  5. Hellerstein MK, Grunfeld C, Wu K, et al. Increased de novo hepatic lipogenesis in human immunodeficiency virus infection. J Clin Endocrinol Metab. 1993;76:559–565.
  6. Carr A, Samaras K, Burton S, et al. A syndrome of peripheral lipodystrophy, hyperlipidemia and insulin resistance in patients receiving HIV protease inhibitors. AIDS. 1998;12:F51–58.
  7. Périard D, Telenti A, Sudre P, et al. Atherogenic dyslipidemia in HIV-infected individuals treated with protease inhibitors. The Swiss HIV Cohort Study. Circulation. 1999;100:700–705.
  8. Mulligan K, Grunfeld C, Tai VW, et al. Hyperlipidemia and insulin resistance are induced by protease inhibitors independent of changes in body composition in patients with HIV infection. J Acquir Immune Defic Syndr. 2000;23:35–43.
  9. Dubé MP, Stein JH, Aberg JA, et al. Guidelines for the Evaluation and Management of Dyslipidemia in Human Immunodeficiency Virus (HIV)–Infected Adults Receiving Antiretroviral Therapy: Recommendations of the HIV Medicine Association of the Infectious Disease Society of America and the Adult AIDS Clinical Trials Group. Clin Infect Dis. 2003;37:613–627.
  10. Panel on Antiretroviral Guidelines for Adults and Adolescents. Guidelines for the Use of Antiretroviral Agents in HIV-1-Infected Adults and Adolescents. Department of Health and Human Services. 2011;1–166. Accessed 5 August 2011.
  11. Fontas E, van Leth F, Sabin CA, et al. Lipid profiles in HIV-infected patients receiving combination antiretroviral therapy: are different antiretroviral drugs associated with different lipid profiles? J Infect Dis. 2004;189:1056–1074.
  12. European Medicines Agency. Etravirine Summary of Product Characteristics. Accessed 7 October 2011.

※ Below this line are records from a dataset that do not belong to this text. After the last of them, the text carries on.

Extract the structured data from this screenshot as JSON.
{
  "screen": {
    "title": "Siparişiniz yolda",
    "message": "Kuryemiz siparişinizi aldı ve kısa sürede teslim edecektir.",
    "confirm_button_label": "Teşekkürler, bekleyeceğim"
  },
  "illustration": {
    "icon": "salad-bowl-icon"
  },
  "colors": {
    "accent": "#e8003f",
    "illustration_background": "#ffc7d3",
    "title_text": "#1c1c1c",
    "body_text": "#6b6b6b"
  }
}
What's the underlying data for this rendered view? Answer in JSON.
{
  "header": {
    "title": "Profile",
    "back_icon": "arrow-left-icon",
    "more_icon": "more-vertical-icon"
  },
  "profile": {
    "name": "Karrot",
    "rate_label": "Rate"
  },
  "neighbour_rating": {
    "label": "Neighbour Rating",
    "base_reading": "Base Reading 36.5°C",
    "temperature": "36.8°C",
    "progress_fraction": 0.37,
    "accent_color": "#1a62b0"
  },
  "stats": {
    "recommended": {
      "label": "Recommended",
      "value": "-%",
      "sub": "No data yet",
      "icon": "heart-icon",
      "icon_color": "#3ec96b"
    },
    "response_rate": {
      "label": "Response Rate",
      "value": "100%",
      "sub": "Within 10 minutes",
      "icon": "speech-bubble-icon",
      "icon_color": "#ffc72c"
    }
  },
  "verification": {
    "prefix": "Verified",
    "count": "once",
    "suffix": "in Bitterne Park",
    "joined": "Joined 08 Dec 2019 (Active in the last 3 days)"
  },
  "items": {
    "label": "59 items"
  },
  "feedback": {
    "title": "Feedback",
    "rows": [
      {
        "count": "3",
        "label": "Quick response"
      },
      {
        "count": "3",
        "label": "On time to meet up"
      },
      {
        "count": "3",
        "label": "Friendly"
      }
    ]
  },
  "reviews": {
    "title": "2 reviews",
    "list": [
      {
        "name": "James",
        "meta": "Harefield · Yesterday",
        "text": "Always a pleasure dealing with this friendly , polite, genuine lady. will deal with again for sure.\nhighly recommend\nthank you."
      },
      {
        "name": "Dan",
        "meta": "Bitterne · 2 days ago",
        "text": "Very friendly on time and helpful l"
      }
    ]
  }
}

  13. Llibre JM, Domingo P, Palacios R, et al. Sustained improvement of dyslipidemia in HAART-treated patients replacing stavudine with tenofovir. AIDS. 2006;26;20(10):1407-1414.
  14. D:A:D Study Group. Use of nucleoside reverse transcriptase inhibitors and risk of myocardial infarction in HIV-infected patients enrolled in the D:A:D study: a multi-cohort collaboration. Lancet. 2008;26;371(9622):1417-1426.
  15. MacInnes A, Lazzarin A, Di Perri G, et al. Maraviroc can improve lipid profiles in dyslipidemic patients with HIV: results from the MERIT trial. HIV Clin Trials. 2011;12(1):24-36.
  16. European Medicines Agency. Raltegravir Summary of Product Characteristics. Accessed 4 October 2011.